Report each line from the records where the string "JSON" turns up.

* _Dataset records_
────────────────────────────────────────

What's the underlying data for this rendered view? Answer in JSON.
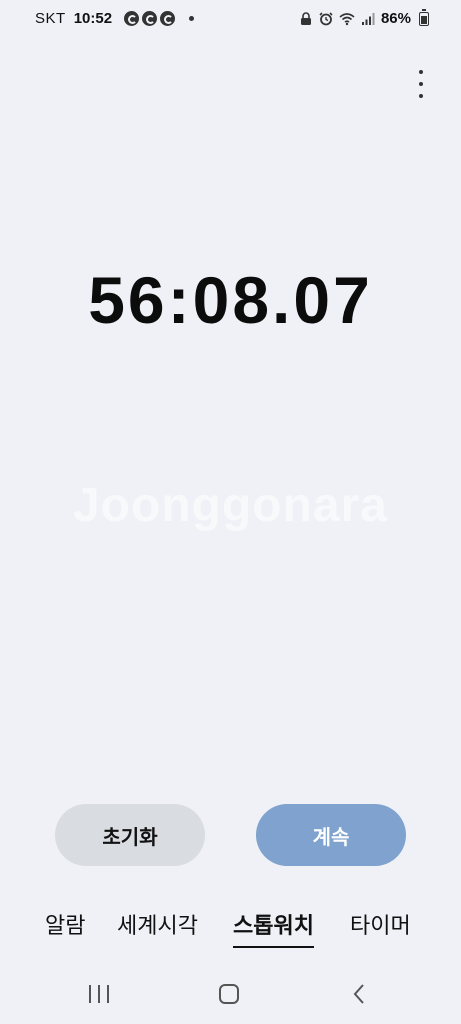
{
  "status_bar": {
    "carrier": "SKT",
    "time": "10:52",
    "battery_percent": "86%",
    "notification_icons": [
      "c-icon",
      "c-icon",
      "c-icon",
      "dot"
    ],
    "system_icons": [
      "lock-icon",
      "alarm-icon",
      "wifi-icon",
      "signal-icon",
      "battery-icon"
    ]
  },
  "menu": {
    "icon": "more-vertical-icon"
  },
  "stopwatch": {
    "elapsed": "56:08.07"
  },
  "watermark": "Joonggonara",
  "buttons": {
    "reset_label": "초기화",
    "resume_label": "계속"
  },
  "tabs": [
    {
      "label": "알람",
      "active": false
    },
    {
      "label": "세계시각",
      "active": false
    },
    {
      "label": "스톱워치",
      "active": true
    },
    {
      "label": "타이머",
      "active": false
    }
  ],
  "colors": {
    "background": "#eff1f7",
    "resume_button": "#7fa2ce",
    "reset_button": "#d9dce1"
  }
}
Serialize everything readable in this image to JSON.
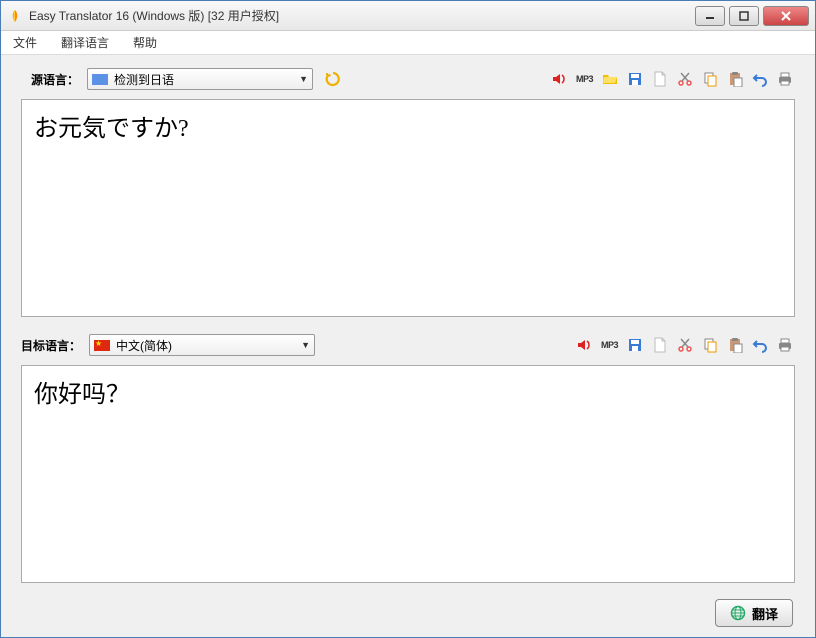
{
  "window": {
    "title": "Easy Translator 16 (Windows 版) [32 用户授权]"
  },
  "menubar": {
    "file": "文件",
    "langs": "翻译语言",
    "help": "帮助"
  },
  "source": {
    "label": "源语言：",
    "selected": "检测到日语",
    "text": "お元気ですか?"
  },
  "target": {
    "label": "目标语言：",
    "selected": "中文(简体)",
    "text": "你好吗？"
  },
  "toolbar": {
    "mp3": "MP3"
  },
  "footer": {
    "translate": "翻译"
  }
}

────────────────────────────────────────

* _Task response_
What's the underlying data for this rendered view? Answer in JSON.
Serialize everything readable in this image to JSON.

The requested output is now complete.